The Perfect Brainstorm uses an online platform to manage ideas (unless participants work at the same location, in which case there may be a venue dedicated a specific brainstorm, for say a week or two).

The Perfect Brainstorm clearly designates time for creative and time for critical thinking, as per the Osborn-Parnes formula and makes use of Aznar’s emergence – the in-between phase. It could flow as follows:

  • Ideas to confront the (well-defined) challenge are shared in a simple, synchronous session a little like an old-style brainstorm. This is will bring spontaneous or pre-existing ideas to the forefront and allow everyone to express their preliminary thoughts in an open, collaborative set-up.
  • People generate many more ideas individually, at their own time, by a set deadline. Each person is asked to generate at least X number of solutions, including at least two fantastic, even impossible ideas.
  • The team meets, and individuals share their ideas. They then generate more ideas. At this point specific idea generation techniques can be used – sessions in pairs, trios and sub-groups are very useful.
  • Once again people generate more ideas individually, at their own time, by a set deadline. Ask everyone to include fantastic, even impossible ideas.
  • Take a deliberate pause of sorts.
  • Individuals make a preliminary selection of good ideas – all ideas that at least one team member likes – without influencing each other. Each person must choose at least one fantastic, even impossible idea.
  • In pairs/trios, explore the good ideas and rephrase them with more depth. Distinguish the incremental/easily implementable ideas from those that are more radical/harder to implement. This is the longlist. Every team member should have her favourite idea on this list.
  • As a team, engage in discussion. From the longlist make a shorter list. Make sure you include both incremental/easily implementable ideas and ideas that are radical/harder to implement. This is the shortlist.
  • As a team evaluate the shortlisted ideas in depth. Begin with positive critique and consider other potential extensions or variants of the idea. Then note the concerns and how to overcome them.
  • Choose which solution to prototype/test. The final choice can be made by the team or the team leader or the project owner or an outside client.

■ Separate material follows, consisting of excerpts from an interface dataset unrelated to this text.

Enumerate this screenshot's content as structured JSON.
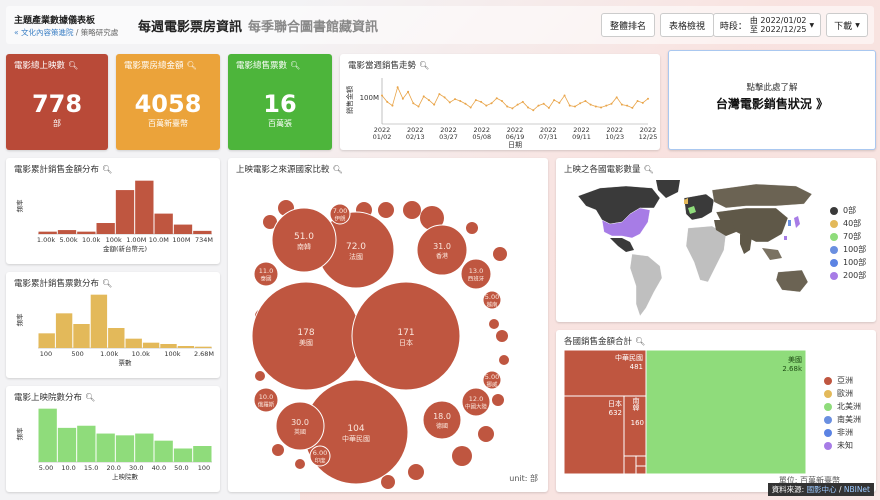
{
  "header": {
    "title": "主題產業數據儀表板",
    "crumb_link": "« 文化內容策進院",
    "crumb_sep": " / ",
    "crumb_current": "策略研究處",
    "main_title": "每週電影票房資訊",
    "sub_title": "每季聯合圖書館藏資訊",
    "btn_rank": "整體排名",
    "btn_table": "表格檢視",
    "period_label": "時段：",
    "period_from": "由 2022/01/02",
    "period_to": "至 2022/12/25",
    "btn_download": "下載"
  },
  "kpis": [
    {
      "title": "電影總上映數",
      "value": "778",
      "unit": "部",
      "color": "#b94a38"
    },
    {
      "title": "電影票房總金額",
      "value": "4058",
      "unit": "百萬新臺幣",
      "color": "#eba33a"
    },
    {
      "title": "電影總售票數",
      "value": "16",
      "unit": "百萬張",
      "color": "#4db53b"
    }
  ],
  "promo": {
    "small": "點擊此處了解",
    "big": "台灣電影銷售狀況 》"
  },
  "weekly_trend": {
    "title": "電影當週銷售走勢",
    "ylabel": "銷售金額",
    "ytick": "100M",
    "xticks": [
      "2022\n01/02",
      "2022\n02/13",
      "2022\n03/27",
      "2022\n05/08",
      "2022\n06/19",
      "2022\n07/31",
      "2022\n09/11",
      "2022\n10/23",
      "2022\n12/25"
    ],
    "xlabel": "日期",
    "color": "#e9a54a",
    "values": [
      62,
      48,
      40,
      80,
      55,
      70,
      45,
      38,
      60,
      52,
      42,
      65,
      58,
      47,
      54,
      50,
      44,
      36,
      52,
      48,
      40,
      45,
      56,
      50,
      38,
      34,
      42,
      48,
      36,
      30,
      40,
      44,
      35,
      52,
      46,
      62,
      40,
      38,
      45,
      50,
      42,
      38,
      36,
      40,
      44,
      58,
      42,
      40,
      35,
      50,
      46,
      55
    ]
  },
  "hist_amount": {
    "title": "電影累計銷售金額分布",
    "ylabel": "頻率",
    "xlabel": "金額(新台幣元)",
    "xticks": [
      "1.00k",
      "5.00k",
      "10.0k",
      "100k",
      "1.00M",
      "10.0M",
      "100M",
      "734M"
    ],
    "color": "#bf5640",
    "values": [
      3,
      5,
      3,
      14,
      56,
      68,
      26,
      12,
      4
    ]
  },
  "hist_tickets": {
    "title": "電影累計銷售票數分布",
    "ylabel": "頻率",
    "xlabel": "票數",
    "xticks": [
      "100",
      "500",
      "1.00k",
      "10.0k",
      "100k",
      "2.68M"
    ],
    "color": "#e3b95a",
    "values": [
      22,
      52,
      36,
      80,
      30,
      14,
      8,
      6,
      3,
      2
    ]
  },
  "hist_theaters": {
    "title": "電影上映院數分布",
    "ylabel": "頻率",
    "xlabel": "上映院數",
    "xticks": [
      "5.00",
      "10.0",
      "15.0",
      "20.0",
      "30.0",
      "40.0",
      "50.0",
      "100"
    ],
    "color": "#8fdc7b",
    "values": [
      150,
      96,
      102,
      80,
      75,
      80,
      60,
      38,
      45
    ]
  },
  "bubbles": {
    "title": "上映電影之來源國家比較",
    "unit": "unit: 部",
    "color": "#bf5640",
    "items": [
      {
        "value": "178",
        "label": "美國"
      },
      {
        "value": "171",
        "label": "日本"
      },
      {
        "value": "104",
        "label": "中華民國"
      },
      {
        "value": "72.0",
        "label": "法國"
      },
      {
        "value": "51.0",
        "label": "南韓"
      },
      {
        "value": "31.0",
        "label": "香港"
      },
      {
        "value": "30.0",
        "label": "英國"
      },
      {
        "value": "18.0",
        "label": "德國"
      },
      {
        "value": "13.0",
        "label": "西班牙"
      },
      {
        "value": "12.0",
        "label": "中國大陸"
      },
      {
        "value": "11.0",
        "label": "泰國"
      },
      {
        "value": "10.0",
        "label": "俄羅斯"
      },
      {
        "value": "7.00",
        "label": "伊朗"
      },
      {
        "value": "6.00",
        "label": "印度"
      },
      {
        "value": "5.00",
        "label": "越南"
      },
      {
        "value": "5.00",
        "label": "挪威"
      }
    ]
  },
  "world_map": {
    "title": "上映之各國電影數量",
    "legend": [
      {
        "label": "0部",
        "color": "#3a3a3a"
      },
      {
        "label": "40部",
        "color": "#e3b95a"
      },
      {
        "label": "70部",
        "color": "#8fdc7b"
      },
      {
        "label": "100部",
        "color": "#6a8fe0"
      },
      {
        "label": "100部",
        "color": "#5b83e3"
      },
      {
        "label": "200部",
        "color": "#a77ce6"
      }
    ]
  },
  "treemap": {
    "title": "各國銷售金額合計",
    "unit": "單位: 百萬新臺幣",
    "blocks": [
      {
        "name": "中華民國",
        "value": "481",
        "color": "#bf5640"
      },
      {
        "name": "日本",
        "value": "632",
        "color": "#bf5640"
      },
      {
        "name": "南韓",
        "value": "160",
        "color": "#bf5640"
      },
      {
        "name": "美國",
        "value": "2.68k",
        "color": "#8fdc7b"
      }
    ],
    "legend": [
      {
        "label": "亞洲",
        "color": "#bf5640"
      },
      {
        "label": "歐洲",
        "color": "#e3b95a"
      },
      {
        "label": "北美洲",
        "color": "#8fdc7b"
      },
      {
        "label": "南美洲",
        "color": "#6a8fe0"
      },
      {
        "label": "非洲",
        "color": "#5b83e3"
      },
      {
        "label": "未知",
        "color": "#a77ce6"
      }
    ]
  },
  "footer": {
    "prefix": "資料來源: ",
    "link1": "國影中心",
    "sep": " / ",
    "link2": "NBINet"
  }
}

Each of the above sessions should be thoroughly debriefed. Meetings can be live or online – best to use both if possible. If necessary repeat some of the steps, iterate or modify – the Perfect Brainstorm is not cast in stone

The Perfect Brainstorm is not one simple high-energy session. It is a flow of solitary and collaborative sessions, each with a different texture and style.

Beyond the Perfect Brainstorm

Artificial Intelligence has already proved its worth in solving problems with single or finite solutions, as the well-publicized cases of machines beating humans in chess, Jeopardy and Go have shown. There is however much debate on which areas and in which ways computers can outperform humans in carrying out creative tasks for which there may be an infinite array of possible solutions. What is clear though is that computers can learn to generate surprising new ideas, even if there might be limits beyond which artificial intelligence will never match human creativity.

I have no doubt that computing and artificial intelligence will be gainfully deployed for idea generation, though it would be premature to assume that we can delegate all creative problem-solving to machines. The early days will surely see people use artificial intelligence as a booster to human idea generation. Not so long in the future the Perfect Brainstorm is bound to morph again into something new.

About the Author

Keynote speaker, consultant and trainer in leadership, creativity and innovation. His model for innovation was published in his book The Art of Innovation and followed by Leading Innovation in Practice, a roadmap for innovation in organizations. Dimis has extensive international experience at Director or Executive level in international private companies and public organizations. As a speaker, he provides audiences with out-of-the-ordinary experiences through his original material and use of magic.

Website

Email

LinkedIn

Twitter

I am grateful to Guy Aznar, Jeffrey Baumgartner, Kevin Byron and Maria Solomou for comments on the first draft of this article. -DM